“There is nothing noble in being superior to your fellow man; true nobility is being superior to your former self.”
Throughout this blog, I talk of linchpins, the people within an organisation that make most of the connections and add most of the value to their organisation. These individuals are usually quite rare in an OSS organisation and it is the responsibility of the organisation to cultivate growing numbers of linchpins.
I also refer to these people as tripods because they generally have three key characteristics, whereas their counterparts tend to have only one or maybe two of the three. A tripod has a deep enough understanding of all of the following to be able to make valuable connections across these domains:
- IT / Technology / Systems – Databases, servers, high-availability architectures, programming, SDLC, application integrations, etc
- Operations – network technologies/topologies, operational processes, CSP organisation structures
- Business Value – building assets that add value to the organisation, that bring competitive advantages, that strengthen the organisation’s brand
It is common for individuals to have skills in item 1 or 2. It is quite rare for technical staff to have a solid understanding of both. But it is rarer still for the technically proficient to also be able to consider the technical merits of an OSS but in terms of how they are adding value to the business.
If you are installing an OSS that costs $100M for example or $10M or even $1M, that’s a lot of new customer services or efficiency gains that must be produced to justify the expenditure.
In the past, OSS could be justified as being an insurance policy, preventing the risk of damage to the CSP’s brand.

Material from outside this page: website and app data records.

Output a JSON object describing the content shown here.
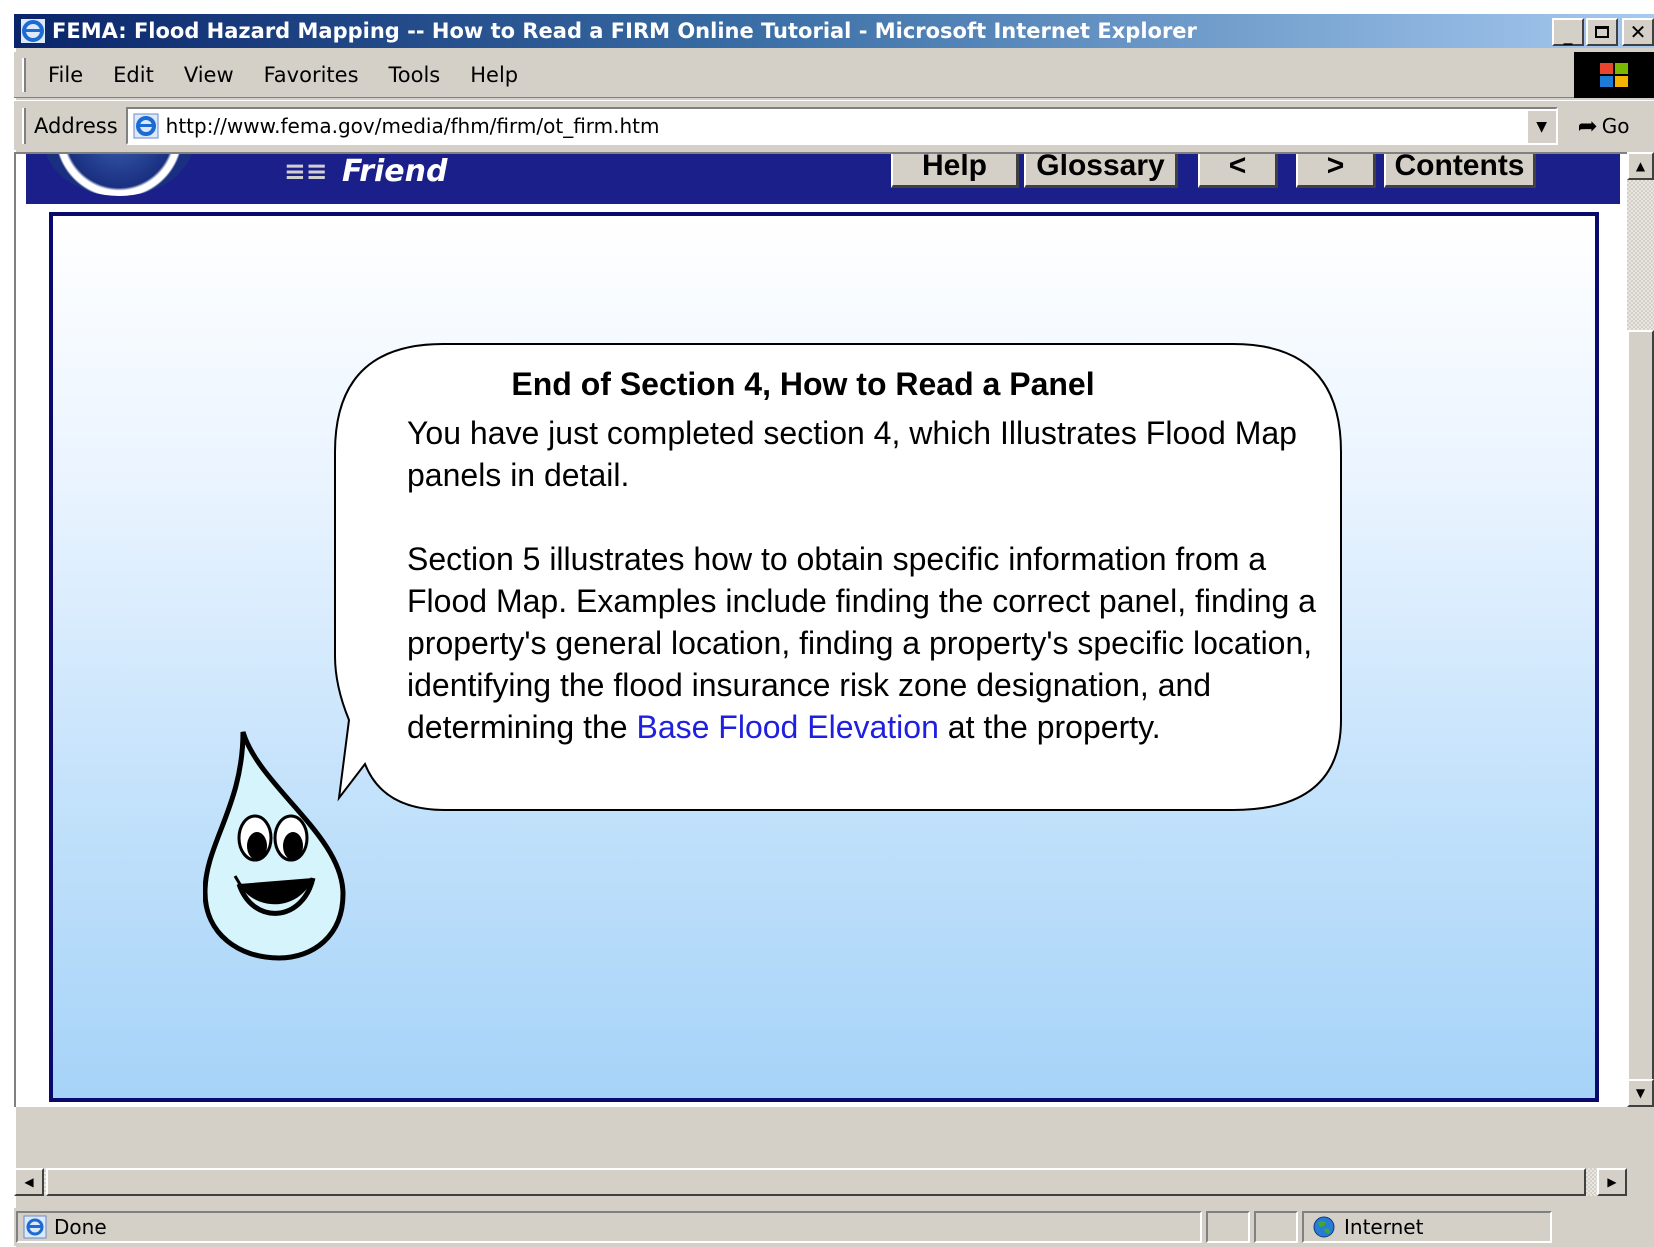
{
  "window": {
    "title": "FEMA: Flood Hazard Mapping -- How to Read a FIRM Online Tutorial - Microsoft Internet Explorer",
    "controls": [
      "_",
      "□",
      "×"
    ]
  },
  "menubar": {
    "items": [
      "File",
      "Edit",
      "View",
      "Favorites",
      "Tools",
      "Help"
    ]
  },
  "address": {
    "label": "Address",
    "url": "http://www.fema.gov/media/fhm/firm/ot_firm.htm",
    "go_label": "Go"
  },
  "site_nav": {
    "tell_friend": "Friend",
    "buttons": [
      "Help",
      "Glossary",
      "<",
      ">",
      "Contents"
    ]
  },
  "content": {
    "heading": "End of Section 4, How to Read a Panel",
    "paragraph1": "You have just completed section 4, which Illustrates Flood Map panels in detail.",
    "paragraph2_before": "Section 5 illustrates how to obtain specific information from a Flood Map. Examples include finding the correct panel, finding a property's general location, finding a property's specific location, identifying the flood insurance risk zone designation, and determining the ",
    "paragraph2_link": "Base Flood Elevation",
    "paragraph2_after": " at the property."
  },
  "statusbar": {
    "status": "Done",
    "zone": "Internet"
  },
  "colors": {
    "header_navy": "#1b1f8a",
    "link_blue": "#1f1fe0",
    "titlebar_start": "#0a246a",
    "stage_bottom": "#a6d3f8"
  }
}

This is still the case, but there also appears to be an industry-wide trend of having to demonstrate tangible business benefits as well.
Are you a tripod? What are you doing to help develop more tripods in your organisation?